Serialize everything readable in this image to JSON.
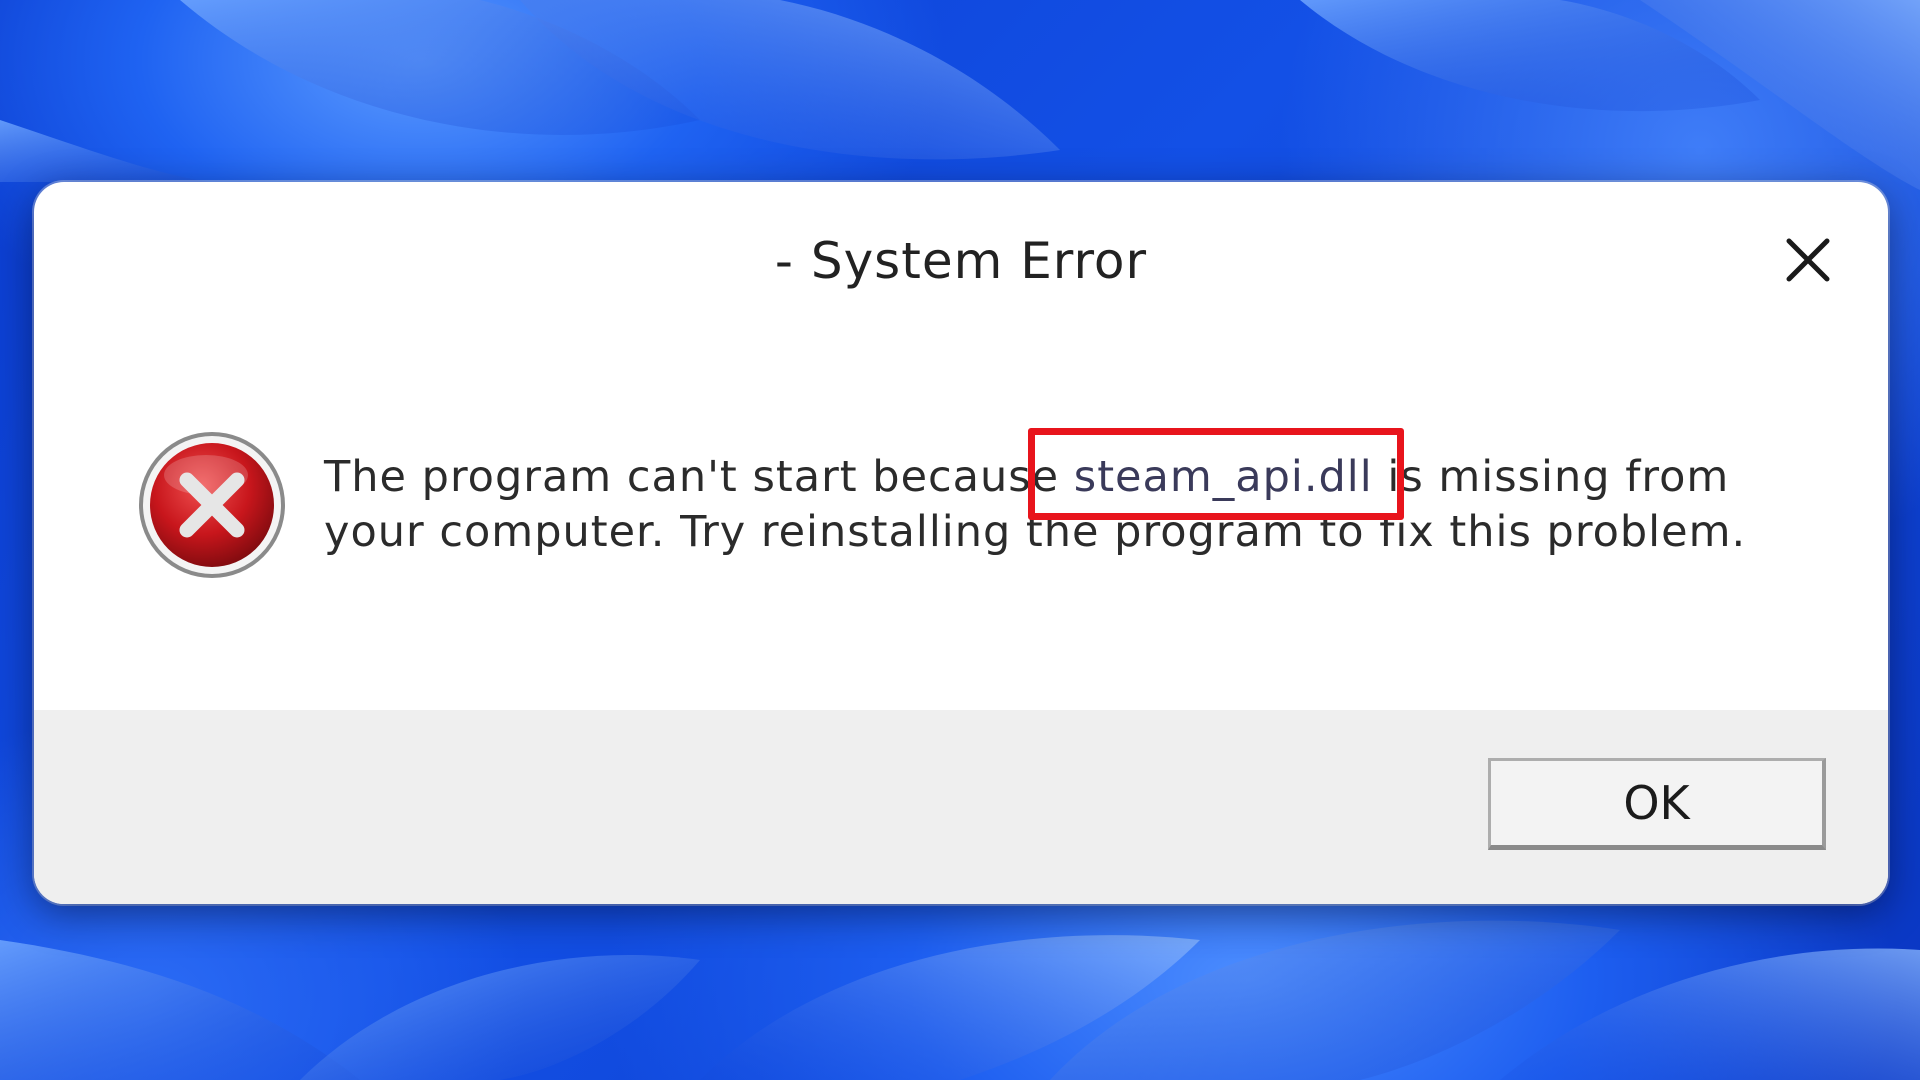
{
  "desktop": {
    "wallpaper": "Windows 11 blue bloom"
  },
  "dialog": {
    "title": "- System Error",
    "icon": "error-icon",
    "message_part1": "The program can't start because ",
    "dll_name": "steam_api.dll",
    "message_part2": " is missing from",
    "message_line2": "your computer. Try reinstalling the program to fix this problem.",
    "ok_label": "OK",
    "close_icon": "close-icon"
  },
  "colors": {
    "highlight": "#e8141c",
    "error_red": "#c8161c",
    "dialog_bg": "#ffffff",
    "footer_bg": "#efefef"
  }
}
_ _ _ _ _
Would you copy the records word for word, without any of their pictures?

Serialize everything readable in this image to JSON.
{
  "desktop": {
    "wallpaper": "Windows 11 blue bloom"
  },
  "dialog": {
    "title": "- System Error",
    "icon": "error-icon",
    "message_part1": "The program can't start because ",
    "dll_name": "steam_api.dll",
    "message_part2": " is missing from",
    "message_line2": "your computer. Try reinstalling the program to fix this problem.",
    "ok_label": "OK",
    "close_icon": "close-icon"
  },
  "colors": {
    "highlight": "#e8141c",
    "error_red": "#c8161c",
    "dialog_bg": "#ffffff",
    "footer_bg": "#efefef"
  }
}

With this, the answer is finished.